Stored records
::::::::::

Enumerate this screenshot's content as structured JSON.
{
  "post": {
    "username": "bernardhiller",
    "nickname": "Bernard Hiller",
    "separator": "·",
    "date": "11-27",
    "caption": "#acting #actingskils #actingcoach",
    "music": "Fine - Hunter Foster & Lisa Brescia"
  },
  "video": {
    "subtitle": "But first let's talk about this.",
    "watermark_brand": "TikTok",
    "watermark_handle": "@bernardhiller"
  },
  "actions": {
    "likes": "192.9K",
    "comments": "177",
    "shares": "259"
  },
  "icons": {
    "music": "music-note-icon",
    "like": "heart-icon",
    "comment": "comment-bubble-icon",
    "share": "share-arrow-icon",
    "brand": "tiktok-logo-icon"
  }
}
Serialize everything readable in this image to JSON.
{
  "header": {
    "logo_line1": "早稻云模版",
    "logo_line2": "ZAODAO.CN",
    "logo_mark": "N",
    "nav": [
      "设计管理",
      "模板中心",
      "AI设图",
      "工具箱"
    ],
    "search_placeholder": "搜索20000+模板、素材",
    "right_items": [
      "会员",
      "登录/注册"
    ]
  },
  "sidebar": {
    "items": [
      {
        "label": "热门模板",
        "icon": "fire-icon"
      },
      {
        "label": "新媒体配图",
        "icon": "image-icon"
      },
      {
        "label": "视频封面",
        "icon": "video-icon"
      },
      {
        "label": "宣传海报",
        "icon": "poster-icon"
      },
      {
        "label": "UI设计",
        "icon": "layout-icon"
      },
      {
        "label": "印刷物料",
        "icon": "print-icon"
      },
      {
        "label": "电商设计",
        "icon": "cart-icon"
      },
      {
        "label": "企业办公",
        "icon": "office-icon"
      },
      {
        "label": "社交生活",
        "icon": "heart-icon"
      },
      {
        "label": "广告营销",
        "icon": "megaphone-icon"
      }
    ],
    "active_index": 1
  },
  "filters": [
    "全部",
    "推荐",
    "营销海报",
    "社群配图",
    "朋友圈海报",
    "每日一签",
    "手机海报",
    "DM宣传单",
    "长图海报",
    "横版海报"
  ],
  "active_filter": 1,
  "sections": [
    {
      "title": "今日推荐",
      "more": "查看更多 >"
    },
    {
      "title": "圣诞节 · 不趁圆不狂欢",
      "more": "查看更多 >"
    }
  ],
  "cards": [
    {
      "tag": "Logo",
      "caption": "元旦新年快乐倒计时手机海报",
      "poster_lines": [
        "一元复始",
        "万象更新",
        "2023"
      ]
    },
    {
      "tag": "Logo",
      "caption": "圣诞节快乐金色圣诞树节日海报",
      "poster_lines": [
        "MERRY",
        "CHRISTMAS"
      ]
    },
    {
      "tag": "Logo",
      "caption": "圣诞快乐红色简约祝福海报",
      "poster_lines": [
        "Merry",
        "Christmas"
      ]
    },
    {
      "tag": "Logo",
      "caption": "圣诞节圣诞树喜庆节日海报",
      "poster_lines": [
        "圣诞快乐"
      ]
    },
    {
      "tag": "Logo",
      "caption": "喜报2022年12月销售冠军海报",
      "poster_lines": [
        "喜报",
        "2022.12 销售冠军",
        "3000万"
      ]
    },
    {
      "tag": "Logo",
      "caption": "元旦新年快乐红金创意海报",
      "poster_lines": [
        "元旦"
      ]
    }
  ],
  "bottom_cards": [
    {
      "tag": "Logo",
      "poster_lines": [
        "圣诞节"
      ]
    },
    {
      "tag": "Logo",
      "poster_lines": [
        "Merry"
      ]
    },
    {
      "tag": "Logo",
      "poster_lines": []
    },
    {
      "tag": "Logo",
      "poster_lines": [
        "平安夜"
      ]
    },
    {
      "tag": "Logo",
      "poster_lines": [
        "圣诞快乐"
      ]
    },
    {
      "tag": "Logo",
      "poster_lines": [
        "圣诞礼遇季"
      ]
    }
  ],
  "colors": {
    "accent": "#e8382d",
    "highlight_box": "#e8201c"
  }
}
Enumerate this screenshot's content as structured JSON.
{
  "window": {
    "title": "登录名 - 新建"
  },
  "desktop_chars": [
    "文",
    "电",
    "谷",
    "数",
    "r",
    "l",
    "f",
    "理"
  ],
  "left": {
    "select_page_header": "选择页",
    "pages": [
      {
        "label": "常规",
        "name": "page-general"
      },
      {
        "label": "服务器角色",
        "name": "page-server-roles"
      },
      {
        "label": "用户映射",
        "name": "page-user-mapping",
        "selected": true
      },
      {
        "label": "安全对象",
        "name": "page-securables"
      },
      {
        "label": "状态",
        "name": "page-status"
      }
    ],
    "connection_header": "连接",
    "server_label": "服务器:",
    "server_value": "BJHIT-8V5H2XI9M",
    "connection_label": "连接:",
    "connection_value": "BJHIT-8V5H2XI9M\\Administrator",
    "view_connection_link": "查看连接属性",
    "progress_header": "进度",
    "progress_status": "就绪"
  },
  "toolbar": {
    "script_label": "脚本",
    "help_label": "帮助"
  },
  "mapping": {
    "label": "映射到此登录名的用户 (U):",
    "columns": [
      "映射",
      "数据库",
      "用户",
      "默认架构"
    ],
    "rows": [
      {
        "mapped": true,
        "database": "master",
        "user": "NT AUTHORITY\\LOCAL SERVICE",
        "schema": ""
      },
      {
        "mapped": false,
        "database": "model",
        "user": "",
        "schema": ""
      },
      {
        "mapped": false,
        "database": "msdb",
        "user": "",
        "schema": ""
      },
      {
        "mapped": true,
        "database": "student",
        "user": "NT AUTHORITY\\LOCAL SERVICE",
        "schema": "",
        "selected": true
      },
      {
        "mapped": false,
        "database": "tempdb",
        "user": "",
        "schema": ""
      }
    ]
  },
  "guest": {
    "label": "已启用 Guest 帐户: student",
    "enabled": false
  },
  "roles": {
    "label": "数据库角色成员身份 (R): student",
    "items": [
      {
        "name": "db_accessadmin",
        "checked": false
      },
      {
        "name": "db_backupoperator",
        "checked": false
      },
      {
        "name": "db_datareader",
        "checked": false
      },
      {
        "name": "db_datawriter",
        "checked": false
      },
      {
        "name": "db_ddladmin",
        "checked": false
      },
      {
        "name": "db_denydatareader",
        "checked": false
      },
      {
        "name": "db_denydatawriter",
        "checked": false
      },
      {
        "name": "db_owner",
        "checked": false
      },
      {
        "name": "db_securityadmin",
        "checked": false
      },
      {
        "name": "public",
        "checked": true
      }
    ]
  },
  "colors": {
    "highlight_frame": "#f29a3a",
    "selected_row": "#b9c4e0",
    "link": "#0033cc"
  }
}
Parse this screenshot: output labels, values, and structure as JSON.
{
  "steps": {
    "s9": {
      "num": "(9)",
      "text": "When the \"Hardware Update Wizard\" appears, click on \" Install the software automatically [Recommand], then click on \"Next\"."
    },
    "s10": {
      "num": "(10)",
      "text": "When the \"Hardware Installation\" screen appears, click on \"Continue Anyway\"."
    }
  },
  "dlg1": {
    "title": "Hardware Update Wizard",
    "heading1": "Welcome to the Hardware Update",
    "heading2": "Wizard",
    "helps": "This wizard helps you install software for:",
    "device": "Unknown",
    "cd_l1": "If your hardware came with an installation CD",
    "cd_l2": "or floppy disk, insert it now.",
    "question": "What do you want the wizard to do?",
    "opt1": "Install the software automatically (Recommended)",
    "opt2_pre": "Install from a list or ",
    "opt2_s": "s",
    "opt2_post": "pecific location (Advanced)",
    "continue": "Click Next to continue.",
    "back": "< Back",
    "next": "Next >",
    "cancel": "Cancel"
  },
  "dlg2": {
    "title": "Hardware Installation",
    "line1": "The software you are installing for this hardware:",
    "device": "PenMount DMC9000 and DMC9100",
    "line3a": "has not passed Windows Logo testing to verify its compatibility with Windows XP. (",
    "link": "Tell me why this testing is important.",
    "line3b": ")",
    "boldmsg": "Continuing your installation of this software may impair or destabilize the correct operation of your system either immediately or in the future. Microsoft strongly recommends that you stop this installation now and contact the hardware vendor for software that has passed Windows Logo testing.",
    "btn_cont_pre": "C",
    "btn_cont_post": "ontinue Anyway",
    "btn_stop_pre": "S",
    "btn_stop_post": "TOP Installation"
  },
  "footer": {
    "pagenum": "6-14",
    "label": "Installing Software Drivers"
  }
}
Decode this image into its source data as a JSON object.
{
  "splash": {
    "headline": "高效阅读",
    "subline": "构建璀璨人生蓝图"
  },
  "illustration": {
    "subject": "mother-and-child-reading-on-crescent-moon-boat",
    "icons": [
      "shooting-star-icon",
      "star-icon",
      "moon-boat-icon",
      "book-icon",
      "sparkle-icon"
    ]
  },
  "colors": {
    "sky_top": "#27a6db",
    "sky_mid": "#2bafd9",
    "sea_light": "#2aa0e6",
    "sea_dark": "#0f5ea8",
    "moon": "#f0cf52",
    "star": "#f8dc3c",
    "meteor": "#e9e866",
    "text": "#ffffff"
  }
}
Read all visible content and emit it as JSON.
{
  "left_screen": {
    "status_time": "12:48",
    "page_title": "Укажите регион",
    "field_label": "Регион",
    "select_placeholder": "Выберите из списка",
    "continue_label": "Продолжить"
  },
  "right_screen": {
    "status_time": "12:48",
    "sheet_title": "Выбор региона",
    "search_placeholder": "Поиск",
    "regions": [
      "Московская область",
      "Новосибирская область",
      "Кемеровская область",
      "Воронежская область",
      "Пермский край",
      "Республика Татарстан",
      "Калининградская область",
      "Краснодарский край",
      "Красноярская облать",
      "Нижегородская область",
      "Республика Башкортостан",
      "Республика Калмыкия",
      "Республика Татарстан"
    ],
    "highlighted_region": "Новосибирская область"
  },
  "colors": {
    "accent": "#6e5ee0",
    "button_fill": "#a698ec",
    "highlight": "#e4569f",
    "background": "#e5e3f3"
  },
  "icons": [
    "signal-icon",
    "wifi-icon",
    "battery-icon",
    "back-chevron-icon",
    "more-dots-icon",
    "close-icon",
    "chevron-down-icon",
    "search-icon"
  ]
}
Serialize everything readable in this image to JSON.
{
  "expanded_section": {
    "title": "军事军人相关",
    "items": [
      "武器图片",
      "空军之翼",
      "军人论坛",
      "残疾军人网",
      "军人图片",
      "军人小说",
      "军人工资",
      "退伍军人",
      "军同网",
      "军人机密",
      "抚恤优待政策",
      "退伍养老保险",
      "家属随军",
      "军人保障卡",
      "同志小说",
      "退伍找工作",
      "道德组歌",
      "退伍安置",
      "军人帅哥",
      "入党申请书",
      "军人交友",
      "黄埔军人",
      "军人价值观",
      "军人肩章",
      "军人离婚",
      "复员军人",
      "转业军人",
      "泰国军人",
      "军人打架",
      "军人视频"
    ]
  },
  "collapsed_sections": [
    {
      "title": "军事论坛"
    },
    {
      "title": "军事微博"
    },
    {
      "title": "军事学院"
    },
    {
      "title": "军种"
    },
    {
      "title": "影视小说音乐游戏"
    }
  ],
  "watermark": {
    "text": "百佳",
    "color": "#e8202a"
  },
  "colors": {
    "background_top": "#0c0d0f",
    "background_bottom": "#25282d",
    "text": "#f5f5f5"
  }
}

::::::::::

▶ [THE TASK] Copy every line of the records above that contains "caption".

▶ [EXPECTED ANSWER]
    "caption": "#acting #actingskils #actingcoach",
      "caption": "元旦新年快乐倒计时手机海报",
      "caption": "圣诞节快乐金色圣诞树节日海报",
      "caption": "圣诞快乐红色简约祝福海报",
      "caption": "圣诞节圣诞树喜庆节日海报",
      "caption": "喜报2022年12月销售冠军海报",
      "caption": "元旦新年快乐红金创意海报",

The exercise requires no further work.